“Nvidia started just positioning their GPU technology as a part of the solution but then realized that there needed to be an ecosystem to foster successful deployment … so they developed that ecosystem,” Enderle told The New Stack. “I see Nvidia as the leading driver of successful AI deployments. Most early AI efforts have failed to meet expectations due to many factors like training cost. Nvidia has been attacking those factors aggressively and currently has the most comprehensive set of tools to take AI from concept to deployment.”
Nvidia a Presence in AI
Most significant AI implementations in such markets as autonomous cars, robotics and backend systems, have Nvidia technology involved, the analyst said, adding that Nvidia officials understood early that simulation would be a critical tool for training and developed that technology before others.

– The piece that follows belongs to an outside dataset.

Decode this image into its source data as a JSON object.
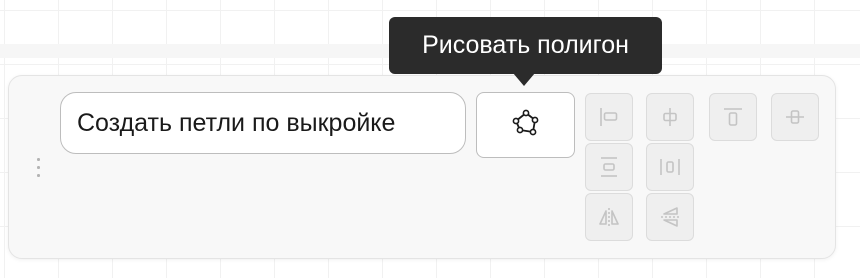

With AI Enterprise 1.1, Nvidia is recognizing the growing demand from enterprises to leverage containerized development for AI, which comes with both a number of benefits as well as heightened complexity. It requires orchestration across multiple layers of infrastructure, from AI and analytics software frameworks and hardware to containers and VMs. As a full-stack solution, AI Enterprise is designed to reduce that complexity and make it easier for enterprises to embrace AI, Fanelli said.
A Boost for Developers
It also makes it easier for developers who are creating AI applications, Enderle said. Enterprise products must conform with enterprise policies around such areas as security and auditability so that what is created doesn’t detract from the company’s objectives, he said. It also removes barriers to entry and ensures that the enterprise’s intended result is realized.
“AI Enterprise solutions have built into them critical functions that allow them to perform in an enterprise, so developers don’t have to create these functions themselves, speeding up development and potential sales volume to enterprises and government significantly while also improving the viability of the resulting offerings across all markets,” Enderle said.
Nvidia and VMware are going to continue to ease access to AI Enterprise, with plans to soon add vSphere with Tanzu to GPU-maker’s LaunchPad program, where organizations can test and prototype AI workloads for free and learn how to develop and manage AI workloads. The program is available at nine Equinix data center locations worldwide.
Cisco, Hitachi Vantara Join Server Lineup
Nvidia has a growing roster of hardware makers that offer Nvidia-certified systems to run AI Enterprise, including Dell EMC, Hewlett Packard Enterprise, Lenovo, SuperMicro, Atos and Gigabyte. With the AI Enterprise 1.1 announcement, Nvidia is adding Cisco Systems and Hitachi Vantara to the lineup.
Cisco is rolling out the UCS C240 M6 rack server, a two-socket, 2U system powered by Nvidia’s A100 Tensor Core GPUs that can run a range of storge- and interconnect-intensive workloads, including big data analytics, databases, collaboration and high-performance computing (HPC). The first such system from Hitachi Vantara is the Hitachi Advanced Server DS220, which also includes two sockets and the A100 Tensor Core GPUs.
Jeremy Sawyer, senior director for cloud technology and software for Cisco’s Global Strategic Partner Program, wrote in a blog post that enterprises are migrating to hybrid cloud environments that involve multiple locations on-premises failover infrastructures. At the same time, developers are increasingly adopting cloud native technologies as they shift to containers and use Kubernetes to manage the environments.
“In addition, many of these companies are running compute-intensive, container-based workloads — such as AI training and inferencing, data analytics, and HPC — in their hybrid cloud environments,” Sayer wrote. “To help accelerate these workloads, many of our customers turn to Nvidia GPUs and the Nvidia AI Enterprise software suite.”
Given that, it made sense for Cisco to develop a Nvidia-certified server, he wrote.